Task statement
Retype every entry word for word. Omit the pictures.

++++

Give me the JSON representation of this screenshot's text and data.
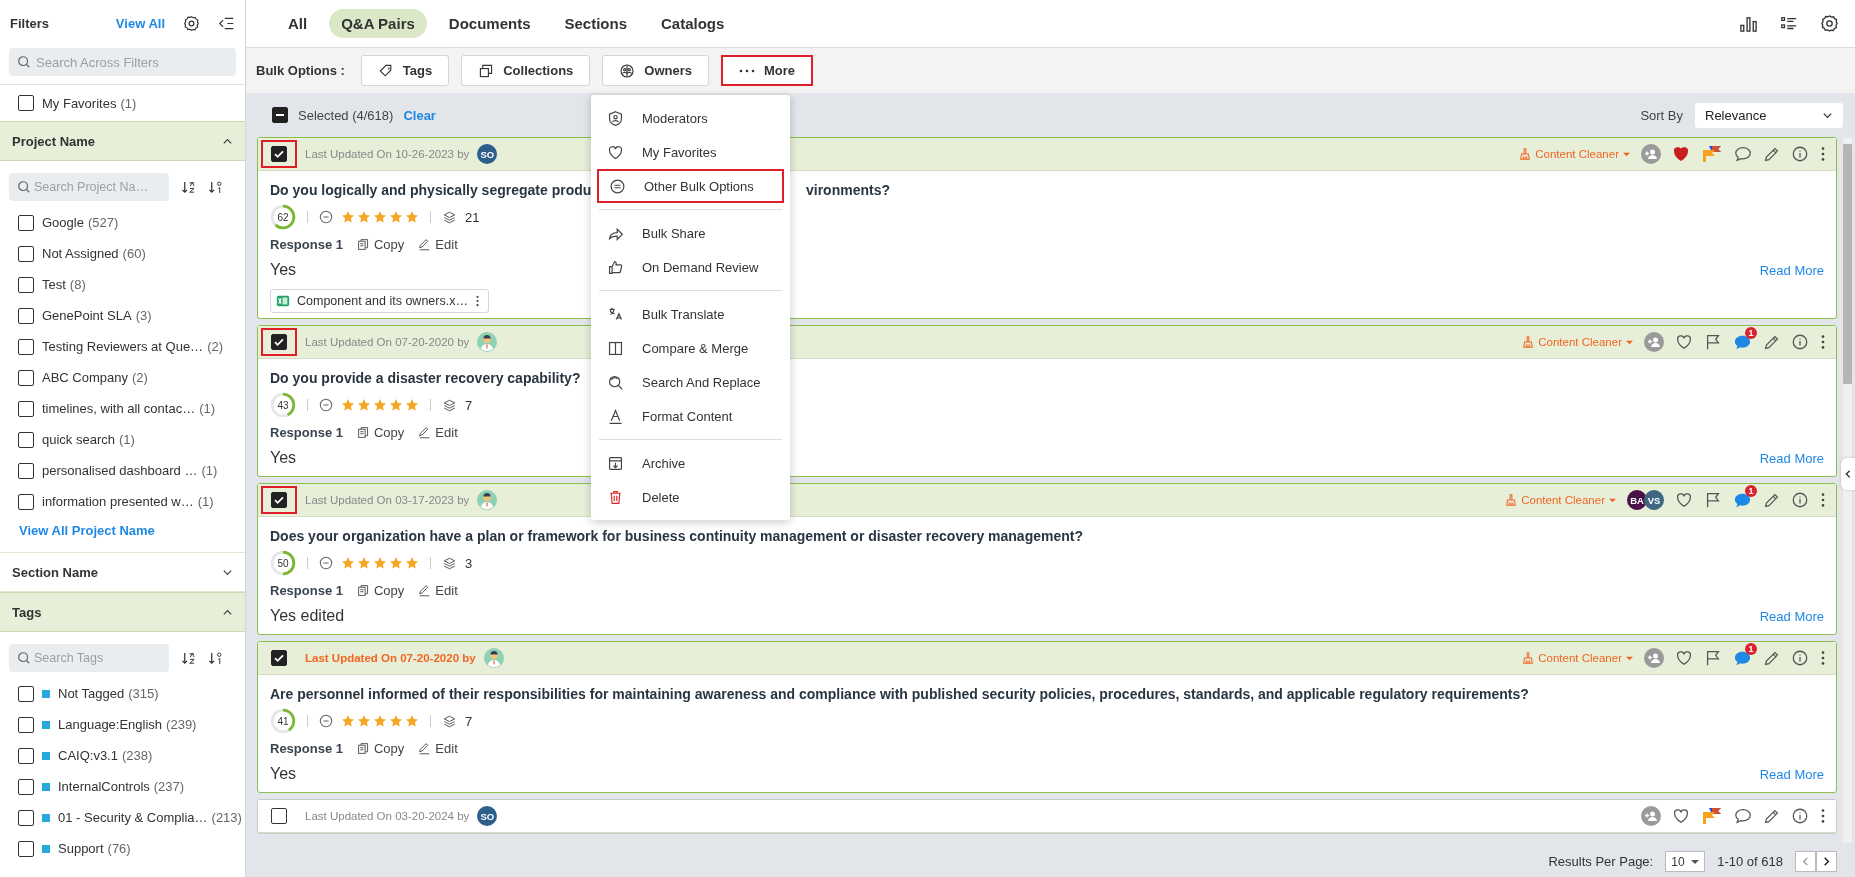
{
  "sidebar": {
    "title": "Filters",
    "view_all": "View All",
    "search": {
      "placeholder": "Search Across Filters"
    },
    "favorites": {
      "label": "My Favorites",
      "count": "(1)",
      "checked": false
    },
    "sections": [
      {
        "title": "Project Name",
        "expanded": true,
        "search": {
          "placeholder": "Search Project Na…"
        },
        "items": [
          {
            "label": "Google",
            "count": "(527)",
            "checked": false,
            "kind": "plain"
          },
          {
            "label": "Not Assigned",
            "count": "(60)",
            "checked": false,
            "kind": "plain"
          },
          {
            "label": "Test",
            "count": "(8)",
            "checked": false,
            "kind": "plain"
          },
          {
            "label": "GenePoint SLA",
            "count": "(3)",
            "checked": false,
            "kind": "plain"
          },
          {
            "label": "Testing Reviewers at Que…",
            "count": "(2)",
            "checked": false,
            "kind": "plain"
          },
          {
            "label": "ABC Company",
            "count": "(2)",
            "checked": false,
            "kind": "plain"
          },
          {
            "label": "timelines, with all contac…",
            "count": "(1)",
            "checked": false,
            "kind": "plain"
          },
          {
            "label": "quick search",
            "count": "(1)",
            "checked": false,
            "kind": "plain"
          },
          {
            "label": "personalised dashboard …",
            "count": "(1)",
            "checked": false,
            "kind": "plain"
          },
          {
            "label": "information presented w…",
            "count": "(1)",
            "checked": false,
            "kind": "plain"
          }
        ],
        "view_all": "View All Project Name"
      },
      {
        "title": "Section Name",
        "expanded": false
      },
      {
        "title": "Tags",
        "expanded": true,
        "search": {
          "placeholder": "Search Tags"
        },
        "items": [
          {
            "label": "Not Tagged",
            "count": "(315)",
            "checked": false,
            "kind": "tag"
          },
          {
            "label": "Language:English",
            "count": "(239)",
            "checked": false,
            "kind": "tag"
          },
          {
            "label": "CAIQ:v3.1",
            "count": "(238)",
            "checked": false,
            "kind": "tag"
          },
          {
            "label": "InternalControls",
            "count": "(237)",
            "checked": false,
            "kind": "tag"
          },
          {
            "label": "01 - Security & Complia…",
            "count": "(213)",
            "checked": false,
            "kind": "tag"
          },
          {
            "label": "Support",
            "count": "(76)",
            "checked": false,
            "kind": "tag"
          }
        ]
      }
    ]
  },
  "tabs": [
    {
      "label": "All",
      "selected": false
    },
    {
      "label": "Q&A Pairs",
      "selected": true
    },
    {
      "label": "Documents",
      "selected": false
    },
    {
      "label": "Sections",
      "selected": false
    },
    {
      "label": "Catalogs",
      "selected": false
    }
  ],
  "bulk": {
    "label": "Bulk Options :",
    "buttons": [
      {
        "label": "Tags",
        "highlighted": false
      },
      {
        "label": "Collections",
        "highlighted": false
      },
      {
        "label": "Owners",
        "highlighted": false
      },
      {
        "label": "More",
        "highlighted": true
      }
    ]
  },
  "menu": {
    "groups": [
      [
        {
          "label": "Moderators",
          "highlighted": false,
          "danger": false
        },
        {
          "label": "My Favorites",
          "highlighted": false,
          "danger": false
        },
        {
          "label": "Other Bulk Options",
          "highlighted": true,
          "danger": false
        }
      ],
      [
        {
          "label": "Bulk Share",
          "highlighted": false,
          "danger": false
        },
        {
          "label": "On Demand Review",
          "highlighted": false,
          "danger": false
        }
      ],
      [
        {
          "label": "Bulk Translate",
          "highlighted": false,
          "danger": false
        },
        {
          "label": "Compare & Merge",
          "highlighted": false,
          "danger": false
        },
        {
          "label": "Search And Replace",
          "highlighted": false,
          "danger": false
        },
        {
          "label": "Format Content",
          "highlighted": false,
          "danger": false
        }
      ],
      [
        {
          "label": "Archive",
          "highlighted": false,
          "danger": false
        },
        {
          "label": "Delete",
          "highlighted": false,
          "danger": true
        }
      ]
    ]
  },
  "selection": {
    "indeterminate": true,
    "text": "Selected (4/618)",
    "clear": "Clear"
  },
  "sort": {
    "label": "Sort By",
    "value": "Relevance"
  },
  "cards": [
    {
      "selected": true,
      "highlighted": true,
      "warning": false,
      "updated": "Last Updated On 10-26-2023 by",
      "author": {
        "kind": "initials",
        "initials": "SO"
      },
      "cleaner": "Content Cleaner",
      "favorite": true,
      "flagged": true,
      "question": "Do you logically and physically segregate produ",
      "question_tail": "vironments?",
      "score": "62",
      "level": 0.62,
      "stars": 5,
      "versions": "21",
      "response": "Response 1",
      "copy": "Copy",
      "edit": "Edit",
      "answer": "Yes",
      "attachment": "Component and its owners.x…",
      "read_more": "Read More"
    },
    {
      "selected": true,
      "highlighted": true,
      "warning": false,
      "updated": "Last Updated On 07-20-2020 by",
      "author": {
        "kind": "figure"
      },
      "cleaner": "Content Cleaner",
      "favorite": false,
      "flagged": false,
      "comment_count": "1",
      "question": "Do you provide a disaster recovery capability?",
      "score": "43",
      "level": 0.43,
      "stars": 5,
      "versions": "7",
      "response": "Response 1",
      "copy": "Copy",
      "edit": "Edit",
      "answer": "Yes",
      "read_more": "Read More"
    },
    {
      "selected": true,
      "highlighted": true,
      "warning": false,
      "updated": "Last Updated On 03-17-2023 by",
      "author": {
        "kind": "figure"
      },
      "cleaner": "Content Cleaner",
      "owners": [
        {
          "initials": "BA",
          "color": "#4b1248"
        },
        {
          "initials": "VS",
          "color": "#3e6782"
        }
      ],
      "favorite": false,
      "flagged": false,
      "comment_count": "1",
      "question": "Does your organization have a plan or framework for business continuity management or disaster recovery management?",
      "score": "50",
      "level": 0.5,
      "stars": 5,
      "versions": "3",
      "response": "Response 1",
      "copy": "Copy",
      "edit": "Edit",
      "answer": "Yes edited",
      "read_more": "Read More"
    },
    {
      "selected": true,
      "highlighted": false,
      "warning": true,
      "updated": "Last Updated On 07-20-2020 by",
      "author": {
        "kind": "figure"
      },
      "cleaner": "Content Cleaner",
      "favorite": false,
      "flagged": false,
      "comment_count": "1",
      "question": "Are personnel informed of their responsibilities for maintaining awareness and compliance with published security policies, procedures, standards, and applicable regulatory requirements?",
      "score": "41",
      "level": 0.41,
      "stars": 5,
      "versions": "7",
      "response": "Response 1",
      "copy": "Copy",
      "edit": "Edit",
      "answer": "Yes",
      "read_more": "Read More"
    },
    {
      "selected": false,
      "highlighted": false,
      "warning": false,
      "updated": "Last Updated On 03-20-2024 by",
      "author": {
        "kind": "initials",
        "initials": "SO"
      },
      "favorite": false,
      "flagged": true
    }
  ],
  "footer": {
    "label": "Results Per Page:",
    "per_page": "10",
    "range": "1-10 of 618"
  }
}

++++

Answer space
Give me the JSON representation of this screenshot's text and data.
{
  "sidebar": {
    "title": "Filters",
    "view_all": "View All",
    "search": {
      "placeholder": "Search Across Filters"
    },
    "favorites": {
      "label": "My Favorites",
      "count": "(1)",
      "checked": false
    },
    "sections": [
      {
        "title": "Project Name",
        "expanded": true,
        "search": {
          "placeholder": "Search Project Na…"
        },
        "items": [
          {
            "label": "Google",
            "count": "(527)",
            "checked": false,
            "kind": "plain"
          },
          {
            "label": "Not Assigned",
            "count": "(60)",
            "checked": false,
            "kind": "plain"
          },
          {
            "label": "Test",
            "count": "(8)",
            "checked": false,
            "kind": "plain"
          },
          {
            "label": "GenePoint SLA",
            "count": "(3)",
            "checked": false,
            "kind": "plain"
          },
          {
            "label": "Testing Reviewers at Que…",
            "count": "(2)",
            "checked": false,
            "kind": "plain"
          },
          {
            "label": "ABC Company",
            "count": "(2)",
            "checked": false,
            "kind": "plain"
          },
          {
            "label": "timelines, with all contac…",
            "count": "(1)",
            "checked": false,
            "kind": "plain"
          },
          {
            "label": "quick search",
            "count": "(1)",
            "checked": false,
            "kind": "plain"
          },
          {
            "label": "personalised dashboard …",
            "count": "(1)",
            "checked": false,
            "kind": "plain"
          },
          {
            "label": "information presented w…",
            "count": "(1)",
            "checked": false,
            "kind": "plain"
          }
        ],
        "view_all": "View All Project Name"
      },
      {
        "title": "Section Name",
        "expanded": false
      },
      {
        "title": "Tags",
        "expanded": true,
        "search": {
          "placeholder": "Search Tags"
        },
        "items": [
          {
            "label": "Not Tagged",
            "count": "(315)",
            "checked": false,
            "kind": "tag"
          },
          {
            "label": "Language:English",
            "count": "(239)",
            "checked": false,
            "kind": "tag"
          },
          {
            "label": "CAIQ:v3.1",
            "count": "(238)",
            "checked": false,
            "kind": "tag"
          },
          {
            "label": "InternalControls",
            "count": "(237)",
            "checked": false,
            "kind": "tag"
          },
          {
            "label": "01 - Security & Complia…",
            "count": "(213)",
            "checked": false,
            "kind": "tag"
          },
          {
            "label": "Support",
            "count": "(76)",
            "checked": false,
            "kind": "tag"
          }
        ]
      }
    ]
  },
  "tabs": [
    {
      "label": "All",
      "selected": false
    },
    {
      "label": "Q&A Pairs",
      "selected": true
    },
    {
      "label": "Documents",
      "selected": false
    },
    {
      "label": "Sections",
      "selected": false
    },
    {
      "label": "Catalogs",
      "selected": false
    }
  ],
  "bulk": {
    "label": "Bulk Options :",
    "buttons": [
      {
        "label": "Tags",
        "highlighted": false
      },
      {
        "label": "Collections",
        "highlighted": false
      },
      {
        "label": "Owners",
        "highlighted": false
      },
      {
        "label": "More",
        "highlighted": true
      }
    ]
  },
  "menu": {
    "groups": [
      [
        {
          "label": "Moderators",
          "highlighted": false,
          "danger": false
        },
        {
          "label": "My Favorites",
          "highlighted": false,
          "danger": false
        },
        {
          "label": "Other Bulk Options",
          "highlighted": true,
          "danger": false
        }
      ],
      [
        {
          "label": "Bulk Share",
          "highlighted": false,
          "danger": false
        },
        {
          "label": "On Demand Review",
          "highlighted": false,
          "danger": false
        }
      ],
      [
        {
          "label": "Bulk Translate",
          "highlighted": false,
          "danger": false
        },
        {
          "label": "Compare & Merge",
          "highlighted": false,
          "danger": false
        },
        {
          "label": "Search And Replace",
          "highlighted": false,
          "danger": false
        },
        {
          "label": "Format Content",
          "highlighted": false,
          "danger": false
        }
      ],
      [
        {
          "label": "Archive",
          "highlighted": false,
          "danger": false
        },
        {
          "label": "Delete",
          "highlighted": false,
          "danger": true
        }
      ]
    ]
  },
  "selection": {
    "indeterminate": true,
    "text": "Selected (4/618)",
    "clear": "Clear"
  },
  "sort": {
    "label": "Sort By",
    "value": "Relevance"
  },
  "cards": [
    {
      "selected": true,
      "highlighted": true,
      "warning": false,
      "updated": "Last Updated On 10-26-2023 by",
      "author": {
        "kind": "initials",
        "initials": "SO"
      },
      "cleaner": "Content Cleaner",
      "favorite": true,
      "flagged": true,
      "question": "Do you logically and physically segregate produ",
      "question_tail": "vironments?",
      "score": "62",
      "level": 0.62,
      "stars": 5,
      "versions": "21",
      "response": "Response 1",
      "copy": "Copy",
      "edit": "Edit",
      "answer": "Yes",
      "attachment": "Component and its owners.x…",
      "read_more": "Read More"
    },
    {
      "selected": true,
      "highlighted": true,
      "warning": false,
      "updated": "Last Updated On 07-20-2020 by",
      "author": {
        "kind": "figure"
      },
      "cleaner": "Content Cleaner",
      "favorite": false,
      "flagged": false,
      "comment_count": "1",
      "question": "Do you provide a disaster recovery capability?",
      "score": "43",
      "level": 0.43,
      "stars": 5,
      "versions": "7",
      "response": "Response 1",
      "copy": "Copy",
      "edit": "Edit",
      "answer": "Yes",
      "read_more": "Read More"
    },
    {
      "selected": true,
      "highlighted": true,
      "warning": false,
      "updated": "Last Updated On 03-17-2023 by",
      "author": {
        "kind": "figure"
      },
      "cleaner": "Content Cleaner",
      "owners": [
        {
          "initials": "BA",
          "color": "#4b1248"
        },
        {
          "initials": "VS",
          "color": "#3e6782"
        }
      ],
      "favorite": false,
      "flagged": false,
      "comment_count": "1",
      "question": "Does your organization have a plan or framework for business continuity management or disaster recovery management?",
      "score": "50",
      "level": 0.5,
      "stars": 5,
      "versions": "3",
      "response": "Response 1",
      "copy": "Copy",
      "edit": "Edit",
      "answer": "Yes edited",
      "read_more": "Read More"
    },
    {
      "selected": true,
      "highlighted": false,
      "warning": true,
      "updated": "Last Updated On 07-20-2020 by",
      "author": {
        "kind": "figure"
      },
      "cleaner": "Content Cleaner",
      "favorite": false,
      "flagged": false,
      "comment_count": "1",
      "question": "Are personnel informed of their responsibilities for maintaining awareness and compliance with published security policies, procedures, standards, and applicable regulatory requirements?",
      "score": "41",
      "level": 0.41,
      "stars": 5,
      "versions": "7",
      "response": "Response 1",
      "copy": "Copy",
      "edit": "Edit",
      "answer": "Yes",
      "read_more": "Read More"
    },
    {
      "selected": false,
      "highlighted": false,
      "warning": false,
      "updated": "Last Updated On 03-20-2024 by",
      "author": {
        "kind": "initials",
        "initials": "SO"
      },
      "favorite": false,
      "flagged": true
    }
  ],
  "footer": {
    "label": "Results Per Page:",
    "per_page": "10",
    "range": "1-10 of 618"
  }
}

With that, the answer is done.